What is expected. Search the records for the string "Adherence" and copy every line in which it appears.

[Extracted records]
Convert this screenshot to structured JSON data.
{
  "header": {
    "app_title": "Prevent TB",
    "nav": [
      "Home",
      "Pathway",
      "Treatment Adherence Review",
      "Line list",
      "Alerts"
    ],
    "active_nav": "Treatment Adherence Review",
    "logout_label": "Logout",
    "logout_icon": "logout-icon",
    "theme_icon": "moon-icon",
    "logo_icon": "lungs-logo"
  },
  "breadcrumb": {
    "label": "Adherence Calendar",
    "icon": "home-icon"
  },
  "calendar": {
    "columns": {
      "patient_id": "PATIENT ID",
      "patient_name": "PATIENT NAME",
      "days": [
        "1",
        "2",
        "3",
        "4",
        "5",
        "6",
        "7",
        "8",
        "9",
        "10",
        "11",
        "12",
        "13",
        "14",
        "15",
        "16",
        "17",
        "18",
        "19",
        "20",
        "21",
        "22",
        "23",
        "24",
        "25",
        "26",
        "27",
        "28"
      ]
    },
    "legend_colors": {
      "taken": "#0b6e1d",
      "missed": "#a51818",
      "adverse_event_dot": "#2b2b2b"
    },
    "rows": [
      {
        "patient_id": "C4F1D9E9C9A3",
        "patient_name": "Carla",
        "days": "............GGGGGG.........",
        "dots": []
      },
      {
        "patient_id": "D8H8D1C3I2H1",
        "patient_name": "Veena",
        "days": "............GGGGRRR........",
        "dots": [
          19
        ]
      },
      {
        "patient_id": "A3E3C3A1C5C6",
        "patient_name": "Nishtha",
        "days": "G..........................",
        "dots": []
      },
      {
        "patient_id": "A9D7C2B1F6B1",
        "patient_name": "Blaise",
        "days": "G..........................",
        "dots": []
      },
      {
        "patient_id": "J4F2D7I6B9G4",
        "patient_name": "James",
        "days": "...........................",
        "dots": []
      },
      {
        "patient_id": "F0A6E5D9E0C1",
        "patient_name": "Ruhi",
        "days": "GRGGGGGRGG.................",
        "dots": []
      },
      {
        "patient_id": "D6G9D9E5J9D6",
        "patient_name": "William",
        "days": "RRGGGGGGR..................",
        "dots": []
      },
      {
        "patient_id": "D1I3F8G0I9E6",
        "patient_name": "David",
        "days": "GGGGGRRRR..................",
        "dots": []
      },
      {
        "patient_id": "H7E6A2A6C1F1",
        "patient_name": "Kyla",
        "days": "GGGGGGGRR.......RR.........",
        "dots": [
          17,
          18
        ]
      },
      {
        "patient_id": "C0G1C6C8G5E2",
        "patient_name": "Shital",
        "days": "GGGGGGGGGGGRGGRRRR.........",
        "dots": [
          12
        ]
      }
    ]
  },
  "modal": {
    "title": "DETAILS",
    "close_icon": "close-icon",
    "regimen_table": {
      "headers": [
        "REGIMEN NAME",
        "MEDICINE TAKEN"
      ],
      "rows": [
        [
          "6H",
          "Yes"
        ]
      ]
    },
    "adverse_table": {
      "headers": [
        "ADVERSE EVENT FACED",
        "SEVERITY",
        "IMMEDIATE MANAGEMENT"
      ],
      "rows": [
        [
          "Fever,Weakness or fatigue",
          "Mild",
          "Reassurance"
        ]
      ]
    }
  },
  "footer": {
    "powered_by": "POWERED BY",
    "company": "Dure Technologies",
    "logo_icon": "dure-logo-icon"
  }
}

Written response.
      "Treatment Adherence Review",
    "active_nav": "Treatment Adherence Review",
    "label": "Adherence Calendar",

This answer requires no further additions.